Exercise instructions | Which lines of the data contain the string "title"? Copy every one of them.

[Excerpts from an interface dataset]

- Opening Delimiter -

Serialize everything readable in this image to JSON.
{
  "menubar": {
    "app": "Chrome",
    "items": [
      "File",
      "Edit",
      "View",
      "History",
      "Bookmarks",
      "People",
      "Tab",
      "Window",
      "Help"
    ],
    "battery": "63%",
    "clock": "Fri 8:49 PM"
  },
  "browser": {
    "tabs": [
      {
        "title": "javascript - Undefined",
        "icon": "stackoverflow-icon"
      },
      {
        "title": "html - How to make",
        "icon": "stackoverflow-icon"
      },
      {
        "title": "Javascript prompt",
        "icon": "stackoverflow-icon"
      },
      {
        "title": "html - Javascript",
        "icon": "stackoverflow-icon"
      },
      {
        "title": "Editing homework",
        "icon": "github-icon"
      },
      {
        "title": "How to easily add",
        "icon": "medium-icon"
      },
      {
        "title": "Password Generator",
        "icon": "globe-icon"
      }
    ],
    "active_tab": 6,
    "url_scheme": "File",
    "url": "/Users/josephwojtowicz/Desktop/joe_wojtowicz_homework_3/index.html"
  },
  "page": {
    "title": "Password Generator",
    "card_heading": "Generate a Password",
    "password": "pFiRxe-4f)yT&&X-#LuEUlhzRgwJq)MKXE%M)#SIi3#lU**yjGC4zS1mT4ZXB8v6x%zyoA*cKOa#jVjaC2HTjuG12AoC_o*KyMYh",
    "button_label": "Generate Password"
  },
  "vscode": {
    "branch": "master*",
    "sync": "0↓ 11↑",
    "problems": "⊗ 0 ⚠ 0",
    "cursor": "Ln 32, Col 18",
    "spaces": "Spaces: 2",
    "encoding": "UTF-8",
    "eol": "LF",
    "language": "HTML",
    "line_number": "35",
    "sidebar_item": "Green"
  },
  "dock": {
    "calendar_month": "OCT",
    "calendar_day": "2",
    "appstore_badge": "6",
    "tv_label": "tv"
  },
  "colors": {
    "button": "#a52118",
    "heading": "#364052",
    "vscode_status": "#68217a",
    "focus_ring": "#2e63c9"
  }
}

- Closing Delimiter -

Result of this exercise |
        "title": "javascript - Undefined",
        "title": "html - How to make",
        "title": "Javascript prompt",
        "title": "html - Javascript",
        "title": "Editing homework",
        "title": "How to easily add",
        "title": "Password Generator",
    "title": "Password Generator",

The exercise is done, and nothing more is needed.